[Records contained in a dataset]

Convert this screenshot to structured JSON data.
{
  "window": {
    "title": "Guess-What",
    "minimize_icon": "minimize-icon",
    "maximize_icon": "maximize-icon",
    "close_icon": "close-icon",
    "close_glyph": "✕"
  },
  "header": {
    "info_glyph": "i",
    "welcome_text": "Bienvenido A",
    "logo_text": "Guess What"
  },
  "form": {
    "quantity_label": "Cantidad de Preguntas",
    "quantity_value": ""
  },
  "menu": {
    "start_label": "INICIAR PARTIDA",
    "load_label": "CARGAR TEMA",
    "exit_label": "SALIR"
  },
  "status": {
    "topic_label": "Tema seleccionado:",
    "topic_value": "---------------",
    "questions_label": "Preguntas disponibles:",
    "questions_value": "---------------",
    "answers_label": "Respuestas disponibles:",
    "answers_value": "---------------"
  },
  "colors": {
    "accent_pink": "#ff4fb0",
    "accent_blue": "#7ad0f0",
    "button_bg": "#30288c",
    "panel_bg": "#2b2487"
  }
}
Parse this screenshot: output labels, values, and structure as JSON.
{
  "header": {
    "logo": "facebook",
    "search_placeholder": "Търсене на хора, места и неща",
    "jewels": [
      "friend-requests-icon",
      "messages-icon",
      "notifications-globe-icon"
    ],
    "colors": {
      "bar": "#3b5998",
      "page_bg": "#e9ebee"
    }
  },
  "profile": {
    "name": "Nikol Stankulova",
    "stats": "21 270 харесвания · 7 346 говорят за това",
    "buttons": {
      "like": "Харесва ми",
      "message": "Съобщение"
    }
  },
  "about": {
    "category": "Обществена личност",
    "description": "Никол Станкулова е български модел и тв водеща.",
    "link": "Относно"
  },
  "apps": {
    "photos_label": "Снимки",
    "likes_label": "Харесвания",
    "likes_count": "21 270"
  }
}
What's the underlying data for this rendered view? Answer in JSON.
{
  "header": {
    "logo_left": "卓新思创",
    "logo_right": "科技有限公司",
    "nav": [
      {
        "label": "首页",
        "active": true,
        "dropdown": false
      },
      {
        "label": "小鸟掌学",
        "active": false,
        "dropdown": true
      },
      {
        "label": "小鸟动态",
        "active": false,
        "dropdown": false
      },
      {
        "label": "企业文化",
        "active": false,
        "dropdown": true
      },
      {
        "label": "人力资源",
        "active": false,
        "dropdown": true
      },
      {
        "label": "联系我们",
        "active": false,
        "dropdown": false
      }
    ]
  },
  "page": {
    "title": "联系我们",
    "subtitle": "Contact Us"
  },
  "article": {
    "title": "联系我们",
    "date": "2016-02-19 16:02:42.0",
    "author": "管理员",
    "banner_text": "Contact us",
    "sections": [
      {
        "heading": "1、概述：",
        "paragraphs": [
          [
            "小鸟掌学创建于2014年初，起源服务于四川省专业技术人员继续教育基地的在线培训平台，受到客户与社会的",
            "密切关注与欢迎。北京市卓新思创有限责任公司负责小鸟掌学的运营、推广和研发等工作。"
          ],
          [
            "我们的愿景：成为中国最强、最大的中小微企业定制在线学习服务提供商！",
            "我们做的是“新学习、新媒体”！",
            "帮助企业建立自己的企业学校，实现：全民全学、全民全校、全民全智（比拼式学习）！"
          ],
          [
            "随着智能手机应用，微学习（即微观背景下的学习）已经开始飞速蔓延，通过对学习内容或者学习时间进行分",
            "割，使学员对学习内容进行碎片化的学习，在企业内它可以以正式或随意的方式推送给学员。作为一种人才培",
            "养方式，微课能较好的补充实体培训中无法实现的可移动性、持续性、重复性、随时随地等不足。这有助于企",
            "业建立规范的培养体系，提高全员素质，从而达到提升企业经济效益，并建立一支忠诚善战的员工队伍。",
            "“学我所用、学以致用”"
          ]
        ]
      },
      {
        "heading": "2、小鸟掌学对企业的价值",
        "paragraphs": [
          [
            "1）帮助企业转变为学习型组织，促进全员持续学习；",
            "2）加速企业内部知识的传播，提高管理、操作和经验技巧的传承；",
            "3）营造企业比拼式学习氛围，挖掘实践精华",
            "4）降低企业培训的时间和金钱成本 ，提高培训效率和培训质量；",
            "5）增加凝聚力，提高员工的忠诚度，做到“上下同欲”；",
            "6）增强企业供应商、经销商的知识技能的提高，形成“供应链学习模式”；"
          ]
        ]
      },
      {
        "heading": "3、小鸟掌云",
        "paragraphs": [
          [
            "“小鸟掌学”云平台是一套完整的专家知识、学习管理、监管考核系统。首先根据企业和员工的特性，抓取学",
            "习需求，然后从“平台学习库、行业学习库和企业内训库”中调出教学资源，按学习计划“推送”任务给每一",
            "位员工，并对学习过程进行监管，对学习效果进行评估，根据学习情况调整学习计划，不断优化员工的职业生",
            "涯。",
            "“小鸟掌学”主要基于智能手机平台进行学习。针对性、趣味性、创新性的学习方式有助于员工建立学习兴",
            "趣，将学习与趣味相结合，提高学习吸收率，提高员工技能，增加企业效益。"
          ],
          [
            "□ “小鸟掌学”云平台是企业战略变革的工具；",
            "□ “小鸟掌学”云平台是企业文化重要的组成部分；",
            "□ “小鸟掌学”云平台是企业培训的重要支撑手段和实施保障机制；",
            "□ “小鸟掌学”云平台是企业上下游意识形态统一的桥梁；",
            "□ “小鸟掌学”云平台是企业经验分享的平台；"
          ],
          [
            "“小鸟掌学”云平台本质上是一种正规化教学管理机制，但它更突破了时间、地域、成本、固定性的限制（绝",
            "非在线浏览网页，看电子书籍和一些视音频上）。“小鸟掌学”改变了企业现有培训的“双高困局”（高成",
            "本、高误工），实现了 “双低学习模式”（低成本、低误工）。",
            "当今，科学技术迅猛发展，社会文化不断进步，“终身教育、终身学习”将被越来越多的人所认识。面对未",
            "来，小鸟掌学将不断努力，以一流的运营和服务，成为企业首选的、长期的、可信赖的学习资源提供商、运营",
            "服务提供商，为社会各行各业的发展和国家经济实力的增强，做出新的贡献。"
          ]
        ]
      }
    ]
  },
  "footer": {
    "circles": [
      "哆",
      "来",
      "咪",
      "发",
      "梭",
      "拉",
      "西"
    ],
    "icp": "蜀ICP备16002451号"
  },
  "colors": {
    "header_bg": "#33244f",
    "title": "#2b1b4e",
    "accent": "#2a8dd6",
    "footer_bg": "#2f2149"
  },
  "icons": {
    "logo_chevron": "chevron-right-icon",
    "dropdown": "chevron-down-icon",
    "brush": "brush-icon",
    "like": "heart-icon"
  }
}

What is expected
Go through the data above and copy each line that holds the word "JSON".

Answer below
Convert this screenshot to structured JSON data.
Parse this screenshot: output labels, values, and structure as JSON.
What's the underlying data for this rendered view? Answer in JSON.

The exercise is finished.